Israelis soldiers have conducted prominent relief operations following recent natural disasters – not only in Nepal but in Haiti, Japan and the Philippines. There has to be at least a suspicion that Israel is exploiting these catastrophes to win itself new international friends, try to refute global opinion surveys that regularly identify Israel as a major threat to world peace, and reassure a public back home that Israel really does have the “most moral army in the world”.

Palestinian solidarity groups have taken to social media to step up the pressure on UN Secretary-General Ban Ki-moon to include Israel for the first time on a “shame list” of serious violators of children’s rights. Although indications are that Israel is exerting enormous pressure to avoid being named, a senior UN source said Ban’s chief advisers had recommended that the Israeli army be identified alongside the Islamic State and Taliban.

As potential candidates for next year’s US presidential elections start to declare their hand, the chief donors on both sides of the political divide appear to have one issue uppermost in mind: Israel. The growing diplomatic rupture between Benjamin Netanyahu and Barack Obama appears to have become a motivating factor for major donors. According to analysts, the key bankrollers of both the Republican and Democratic campaigns want to make sure Netanyahu faces a much easier ride with Obama’s successor.

The question of punishing illegal settlements in occupied Palestinian territory was considered separately in Europe and Israel last week, with only superficial differences in the conclusions reached. Israel’s near half-century occupation is in no immediate danger, either at home or abroad. After years of internal debates, only a small majority of the 27 EU states have been able to agree on the most ineffectual measure imaginable against Israel.

Right-wing Israeli groups have been quietly escalating “legal warfare” against the Palestinian leadership in an attempt to dissuade it from bringing war crimes charges at the International Criminal Court. The campaign, which exploits loosely defined anti-terrorism laws in the US, appears designed to push Palestinian institutions toward collapse, as a way to weaken efforts to resist Israel’s occupation and to destroy any possibility of Palestinian statehood.
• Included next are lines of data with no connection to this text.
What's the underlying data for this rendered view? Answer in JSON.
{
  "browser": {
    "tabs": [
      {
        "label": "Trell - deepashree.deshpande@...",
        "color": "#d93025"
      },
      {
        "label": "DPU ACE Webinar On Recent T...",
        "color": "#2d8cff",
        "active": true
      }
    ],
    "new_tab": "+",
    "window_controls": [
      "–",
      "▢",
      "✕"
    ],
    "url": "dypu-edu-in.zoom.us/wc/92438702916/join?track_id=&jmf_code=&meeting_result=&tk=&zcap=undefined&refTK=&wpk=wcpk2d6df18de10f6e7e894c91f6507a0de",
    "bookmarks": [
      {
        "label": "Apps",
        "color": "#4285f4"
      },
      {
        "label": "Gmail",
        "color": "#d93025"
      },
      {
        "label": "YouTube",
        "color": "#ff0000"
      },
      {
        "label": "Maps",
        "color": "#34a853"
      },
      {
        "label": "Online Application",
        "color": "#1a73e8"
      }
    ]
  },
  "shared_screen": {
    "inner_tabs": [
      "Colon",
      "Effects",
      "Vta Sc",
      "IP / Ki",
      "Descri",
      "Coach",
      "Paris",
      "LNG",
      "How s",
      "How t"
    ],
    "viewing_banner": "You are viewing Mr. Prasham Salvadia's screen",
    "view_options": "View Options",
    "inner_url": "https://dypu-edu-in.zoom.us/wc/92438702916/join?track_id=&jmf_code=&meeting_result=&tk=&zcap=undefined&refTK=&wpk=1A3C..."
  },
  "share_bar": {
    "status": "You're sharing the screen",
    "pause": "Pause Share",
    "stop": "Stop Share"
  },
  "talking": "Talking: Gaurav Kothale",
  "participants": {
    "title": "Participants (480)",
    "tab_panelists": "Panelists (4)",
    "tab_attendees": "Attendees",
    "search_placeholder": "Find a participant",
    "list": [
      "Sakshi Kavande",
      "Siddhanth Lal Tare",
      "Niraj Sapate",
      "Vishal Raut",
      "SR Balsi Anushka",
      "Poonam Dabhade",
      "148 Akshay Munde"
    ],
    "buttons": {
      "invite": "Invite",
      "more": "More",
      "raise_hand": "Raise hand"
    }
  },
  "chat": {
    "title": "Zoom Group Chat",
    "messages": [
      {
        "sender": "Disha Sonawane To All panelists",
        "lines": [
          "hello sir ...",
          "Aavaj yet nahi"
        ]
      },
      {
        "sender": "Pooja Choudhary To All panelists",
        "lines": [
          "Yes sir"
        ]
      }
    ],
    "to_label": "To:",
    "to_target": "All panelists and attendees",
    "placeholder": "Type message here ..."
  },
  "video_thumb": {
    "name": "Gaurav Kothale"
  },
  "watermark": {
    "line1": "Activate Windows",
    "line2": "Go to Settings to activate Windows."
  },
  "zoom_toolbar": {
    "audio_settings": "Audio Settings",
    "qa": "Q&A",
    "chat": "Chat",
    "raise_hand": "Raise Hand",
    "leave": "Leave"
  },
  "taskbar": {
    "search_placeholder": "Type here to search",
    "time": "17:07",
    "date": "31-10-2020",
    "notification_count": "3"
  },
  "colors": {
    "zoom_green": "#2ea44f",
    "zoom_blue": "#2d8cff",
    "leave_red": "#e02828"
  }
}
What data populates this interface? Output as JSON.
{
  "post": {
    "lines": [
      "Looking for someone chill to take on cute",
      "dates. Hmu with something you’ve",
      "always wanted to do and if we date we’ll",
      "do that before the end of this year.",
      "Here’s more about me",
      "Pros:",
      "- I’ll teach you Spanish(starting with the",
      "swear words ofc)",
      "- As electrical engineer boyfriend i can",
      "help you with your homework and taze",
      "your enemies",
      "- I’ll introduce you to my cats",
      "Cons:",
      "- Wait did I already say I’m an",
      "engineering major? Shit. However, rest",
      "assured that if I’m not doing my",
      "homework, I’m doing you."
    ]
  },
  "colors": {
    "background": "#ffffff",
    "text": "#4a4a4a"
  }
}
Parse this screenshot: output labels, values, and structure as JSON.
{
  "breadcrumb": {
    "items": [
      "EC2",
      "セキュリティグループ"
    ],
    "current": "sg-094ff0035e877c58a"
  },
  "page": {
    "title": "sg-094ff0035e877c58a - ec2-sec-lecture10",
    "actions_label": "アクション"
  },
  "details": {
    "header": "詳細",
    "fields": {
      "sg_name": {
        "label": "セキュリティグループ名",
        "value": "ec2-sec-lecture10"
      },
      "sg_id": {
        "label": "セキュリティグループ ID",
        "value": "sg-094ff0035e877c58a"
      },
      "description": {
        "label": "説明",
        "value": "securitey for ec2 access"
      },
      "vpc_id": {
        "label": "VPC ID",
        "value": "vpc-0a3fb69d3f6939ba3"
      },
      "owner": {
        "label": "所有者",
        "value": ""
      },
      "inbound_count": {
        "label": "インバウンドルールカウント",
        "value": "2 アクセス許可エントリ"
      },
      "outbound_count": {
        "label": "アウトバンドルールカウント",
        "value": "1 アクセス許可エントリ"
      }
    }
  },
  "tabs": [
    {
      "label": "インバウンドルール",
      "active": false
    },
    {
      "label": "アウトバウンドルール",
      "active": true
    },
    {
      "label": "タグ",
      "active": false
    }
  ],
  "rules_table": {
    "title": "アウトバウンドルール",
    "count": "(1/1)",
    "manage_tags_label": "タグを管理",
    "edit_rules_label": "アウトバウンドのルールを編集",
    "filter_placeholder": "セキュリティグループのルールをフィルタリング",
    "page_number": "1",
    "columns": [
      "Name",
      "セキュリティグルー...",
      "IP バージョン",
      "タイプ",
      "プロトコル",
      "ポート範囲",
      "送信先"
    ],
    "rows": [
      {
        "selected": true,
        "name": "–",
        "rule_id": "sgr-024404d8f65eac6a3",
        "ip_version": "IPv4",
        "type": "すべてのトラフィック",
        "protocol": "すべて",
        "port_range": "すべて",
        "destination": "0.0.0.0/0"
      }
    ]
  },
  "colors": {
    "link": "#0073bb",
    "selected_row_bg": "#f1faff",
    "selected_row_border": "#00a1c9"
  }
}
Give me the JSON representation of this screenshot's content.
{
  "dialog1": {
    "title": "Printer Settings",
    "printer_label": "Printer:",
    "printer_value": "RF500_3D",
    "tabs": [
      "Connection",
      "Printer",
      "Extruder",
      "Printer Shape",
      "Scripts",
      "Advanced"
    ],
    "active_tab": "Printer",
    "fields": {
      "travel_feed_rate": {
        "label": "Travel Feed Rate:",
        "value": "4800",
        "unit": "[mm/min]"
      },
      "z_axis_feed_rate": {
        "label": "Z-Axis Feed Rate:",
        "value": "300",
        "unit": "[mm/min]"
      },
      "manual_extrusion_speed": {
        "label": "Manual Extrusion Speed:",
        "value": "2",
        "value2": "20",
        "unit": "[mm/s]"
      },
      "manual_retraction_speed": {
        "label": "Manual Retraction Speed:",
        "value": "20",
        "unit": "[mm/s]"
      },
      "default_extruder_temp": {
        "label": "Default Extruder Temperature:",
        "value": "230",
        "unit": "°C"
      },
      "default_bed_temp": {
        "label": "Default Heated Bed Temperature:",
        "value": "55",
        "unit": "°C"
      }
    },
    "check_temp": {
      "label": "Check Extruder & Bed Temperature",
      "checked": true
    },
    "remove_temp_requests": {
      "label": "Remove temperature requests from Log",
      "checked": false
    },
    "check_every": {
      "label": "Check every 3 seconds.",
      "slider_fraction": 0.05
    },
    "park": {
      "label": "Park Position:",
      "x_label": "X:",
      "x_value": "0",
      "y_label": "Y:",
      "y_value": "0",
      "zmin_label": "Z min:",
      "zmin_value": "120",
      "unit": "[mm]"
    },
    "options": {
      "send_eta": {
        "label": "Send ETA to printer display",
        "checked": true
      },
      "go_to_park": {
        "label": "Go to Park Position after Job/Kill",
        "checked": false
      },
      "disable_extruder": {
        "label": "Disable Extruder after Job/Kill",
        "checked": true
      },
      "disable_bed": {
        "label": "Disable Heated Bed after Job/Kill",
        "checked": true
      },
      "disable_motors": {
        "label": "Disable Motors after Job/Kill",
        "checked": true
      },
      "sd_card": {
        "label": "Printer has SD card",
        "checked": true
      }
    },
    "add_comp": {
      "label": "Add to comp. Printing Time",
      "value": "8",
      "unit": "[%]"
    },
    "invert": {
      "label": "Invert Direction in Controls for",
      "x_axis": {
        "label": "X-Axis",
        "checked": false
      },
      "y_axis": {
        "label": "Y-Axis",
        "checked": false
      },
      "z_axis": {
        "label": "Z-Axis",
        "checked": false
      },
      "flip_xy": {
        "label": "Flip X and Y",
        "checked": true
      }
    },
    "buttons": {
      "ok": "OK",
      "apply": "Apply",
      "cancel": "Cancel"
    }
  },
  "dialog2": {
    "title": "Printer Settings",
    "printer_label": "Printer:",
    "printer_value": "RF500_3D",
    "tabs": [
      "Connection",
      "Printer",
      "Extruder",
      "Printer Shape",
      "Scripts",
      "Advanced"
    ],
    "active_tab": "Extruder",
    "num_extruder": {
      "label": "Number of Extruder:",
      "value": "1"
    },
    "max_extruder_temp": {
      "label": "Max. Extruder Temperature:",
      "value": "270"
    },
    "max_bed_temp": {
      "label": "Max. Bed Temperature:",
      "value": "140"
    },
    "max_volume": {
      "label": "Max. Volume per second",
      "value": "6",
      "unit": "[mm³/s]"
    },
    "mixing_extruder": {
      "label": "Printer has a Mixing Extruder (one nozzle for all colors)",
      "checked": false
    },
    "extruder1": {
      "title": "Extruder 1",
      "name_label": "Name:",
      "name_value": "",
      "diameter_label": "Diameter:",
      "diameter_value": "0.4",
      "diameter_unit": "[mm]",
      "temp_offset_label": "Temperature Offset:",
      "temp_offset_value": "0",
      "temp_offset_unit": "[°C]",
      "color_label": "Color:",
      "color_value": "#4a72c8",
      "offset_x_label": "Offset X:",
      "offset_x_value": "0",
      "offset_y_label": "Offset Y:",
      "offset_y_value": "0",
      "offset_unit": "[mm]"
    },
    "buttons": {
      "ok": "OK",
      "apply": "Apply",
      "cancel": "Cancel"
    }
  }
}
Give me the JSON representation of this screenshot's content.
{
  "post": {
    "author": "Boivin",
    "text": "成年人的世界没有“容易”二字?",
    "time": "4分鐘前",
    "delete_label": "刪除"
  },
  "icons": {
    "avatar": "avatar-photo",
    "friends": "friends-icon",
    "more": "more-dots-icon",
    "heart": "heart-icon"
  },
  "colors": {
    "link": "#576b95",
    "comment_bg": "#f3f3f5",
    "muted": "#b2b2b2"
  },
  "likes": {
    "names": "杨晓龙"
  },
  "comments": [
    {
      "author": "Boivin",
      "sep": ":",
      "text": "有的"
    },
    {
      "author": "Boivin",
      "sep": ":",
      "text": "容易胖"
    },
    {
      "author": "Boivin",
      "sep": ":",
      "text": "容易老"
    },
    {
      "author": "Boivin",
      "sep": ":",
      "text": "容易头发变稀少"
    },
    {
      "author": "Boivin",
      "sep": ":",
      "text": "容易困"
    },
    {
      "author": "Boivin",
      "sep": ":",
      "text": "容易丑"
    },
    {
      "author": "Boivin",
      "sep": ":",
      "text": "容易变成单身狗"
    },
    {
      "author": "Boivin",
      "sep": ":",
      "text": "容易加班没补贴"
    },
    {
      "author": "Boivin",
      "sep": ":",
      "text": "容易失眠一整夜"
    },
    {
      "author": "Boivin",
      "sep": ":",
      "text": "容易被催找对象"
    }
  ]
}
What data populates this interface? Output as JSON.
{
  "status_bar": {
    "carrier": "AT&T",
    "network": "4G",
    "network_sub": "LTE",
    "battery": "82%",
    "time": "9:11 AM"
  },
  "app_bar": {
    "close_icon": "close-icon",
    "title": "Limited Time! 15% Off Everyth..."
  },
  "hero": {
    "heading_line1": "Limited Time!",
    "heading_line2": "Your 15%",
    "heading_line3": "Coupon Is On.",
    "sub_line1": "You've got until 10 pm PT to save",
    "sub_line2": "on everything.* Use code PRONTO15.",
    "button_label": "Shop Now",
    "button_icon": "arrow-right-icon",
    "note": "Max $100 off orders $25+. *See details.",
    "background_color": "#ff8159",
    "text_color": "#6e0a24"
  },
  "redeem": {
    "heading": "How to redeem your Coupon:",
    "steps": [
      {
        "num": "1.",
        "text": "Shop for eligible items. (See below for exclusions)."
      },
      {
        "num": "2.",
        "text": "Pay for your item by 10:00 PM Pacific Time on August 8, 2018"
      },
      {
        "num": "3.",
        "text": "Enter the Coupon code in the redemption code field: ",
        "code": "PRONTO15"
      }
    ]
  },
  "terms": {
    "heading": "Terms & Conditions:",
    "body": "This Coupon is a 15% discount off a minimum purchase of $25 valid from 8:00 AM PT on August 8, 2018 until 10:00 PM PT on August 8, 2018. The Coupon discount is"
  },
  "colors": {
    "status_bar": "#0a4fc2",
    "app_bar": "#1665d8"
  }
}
Netanyahu has found himself in a mounting conflict with the White House because no president likes to be ritually humiliated by the leader of a vassal state. But the very public disagreements between the two are not, as is generally assumed, focused on outcomes: ending the occupation or offering a just solution to the Palestinians. Rather, the feud is itself part of a drama designed to divert our attention from the substantive issues. Washington’s Plan B involves the US and Europe acting the role of the aggrieved party.